      I’ve done a little more digging and had a look at the video you suggested. It does seem to say that you should only warm up the fondant, just until the boiling point. Other recipes that I found online also all seem to use just regular fondant. What I’m thinking is that these mice get their hardness because they’re left to dry out. So, they’d be a little soft after making, but will harden over time. After shaping, they are left open to the air. That way, moisture evaporates and continues to harden them out. Could that be it?

      As you’re probably already aware, there are a lot of different types of fondants out there. So if you’re buying fondant, make sure you don’t have the one that’s used to cover cakes for instance, that one will never harden out enough.

      If you’re making your own fondant, I’ve come across some recipes using egg whites (just like you’d do in a royal icing). Egg whites can really help harden a fondant, so that might make a difference. I have a suspicion that most of the online sugar mice recipes won’t make an exact replicate of ‘your’ sugar mice, since the homemade versions often need to be adjusted a little. But maybe this one from the bbc, if you didn’t already find it yourself, can provide some further guidance?

  3. Hello, and Happy Holidays!
    Thank you for your ongoing assistance with my fondant studies. I am afraid the egg white fondant is a whole different animal and not what I am looking for. Are you familiar with Canadian Maple Leaf Sugar Candy? It is typically made in the shape of maple leaves. It is very crystalline and quite firm to the tooth. The maple syrup is cooked to 240 F, cooled to about 170F, stirred briefly, then poured into maple leaf moulds. The fondant candy I am trying to recreate is similar to this granular texture, but of an even firmer mass that can only be snapped in half with quite a lot of force. Any thoughts on how to forgo the fondant aspect, and work with a simple sugar syrup instead?

    • Hi Heather,

      I’m not very familiar with that candy, though I think I’ve come across it before. It sounds a little bit like fudge making this one.
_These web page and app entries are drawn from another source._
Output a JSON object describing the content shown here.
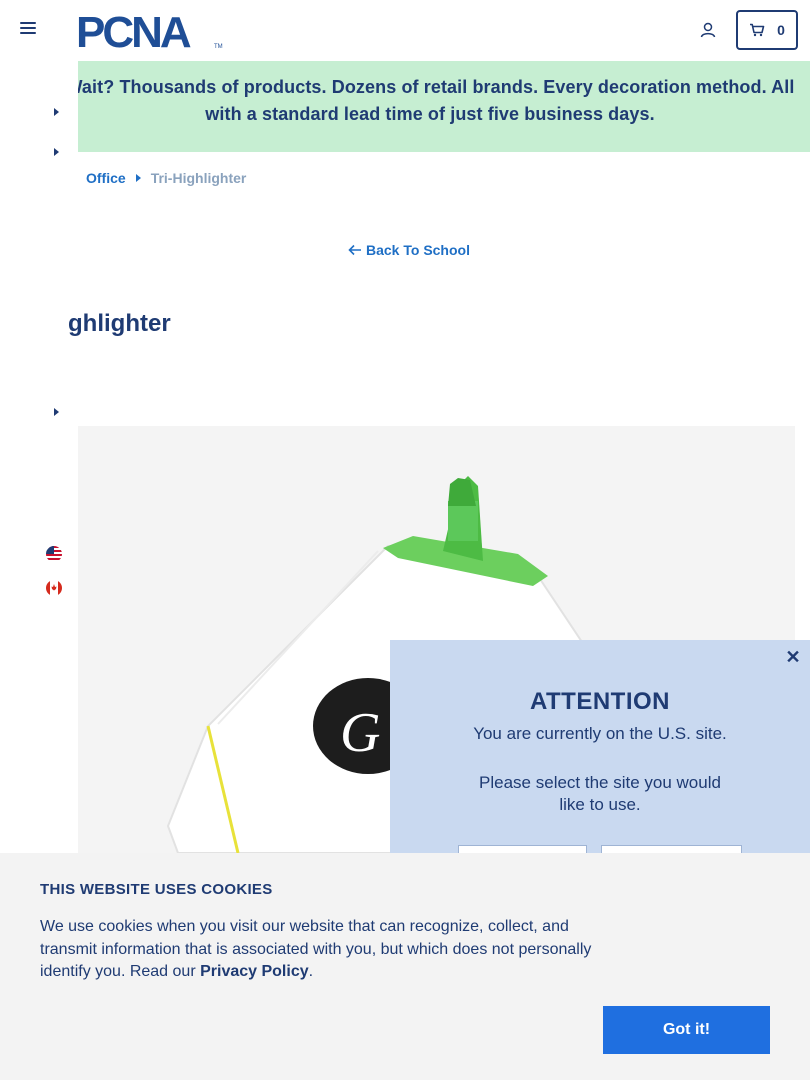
{
  "header": {
    "logo_text": "PCNA",
    "logo_tm": "TM",
    "cart_count": "0"
  },
  "banner": {
    "text": "Wait? Thousands of products. Dozens of retail brands. Every decoration method. All with a standard lead time of just five business days."
  },
  "breadcrumb": {
    "items": [
      {
        "label": "Office"
      },
      {
        "label": "Tri-Highlighter"
      }
    ]
  },
  "back_link": {
    "label": "Back To School"
  },
  "product": {
    "title_visible": "ghlighter"
  },
  "modal": {
    "title": "ATTENTION",
    "line1": "You are currently on the U.S. site.",
    "line2": "Please select the site you would like to use.",
    "close": "✕"
  },
  "cookie": {
    "title": "THIS WEBSITE USES COOKIES",
    "text": "We use cookies when you visit our website that can recognize, collect, and transmit information that is associated with you, but which does not personally identify you. Read our ",
    "link": "Privacy Policy",
    "after": ".",
    "button": "Got it!"
  },
  "colors": {
    "brand_navy": "#1f3b73",
    "link_blue": "#1f6fc5",
    "banner_green": "#c6eed2",
    "modal_blue": "#c9d9f0",
    "button_blue": "#1f6fe0",
    "highlighter_green": "#5cc85a"
  },
  "icons": {
    "menu": "hamburger-icon",
    "account": "user-icon",
    "cart": "cart-icon",
    "back": "arrow-left-icon",
    "close": "close-icon",
    "flag_us": "us-flag-icon",
    "flag_ca": "canada-flag-icon"
  }
}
The stirring at 170F is probably done to initiate crystallization of the sugar, ensuring the candy crystallizes properly.
      The interesting thing about maple syrup is that it’s not pure sucrose (regular sugar), it’s a mix of sugars that probably helps to create this nice texture. If you’d want to give it a go iwth other sugar syrups you shouldn’t try the ‘regular’ corn syrups etc., instead, maybe opt for an agave syrup? It won’t have that maple flavor (that you wouldn’t want) and might do something similar, though I’m afraid you’d have to experiment a little with temperatures since they’ll likely be slightly different.

      It sure is a challenge you’ve set yourself Heather! I hope you’re getting closer though.

Leave a Reply

Your email address will not be published. Required fields are marked *

This site uses Akismet to reduce spam. Learn how your comment data is processed.

Skip to Recipe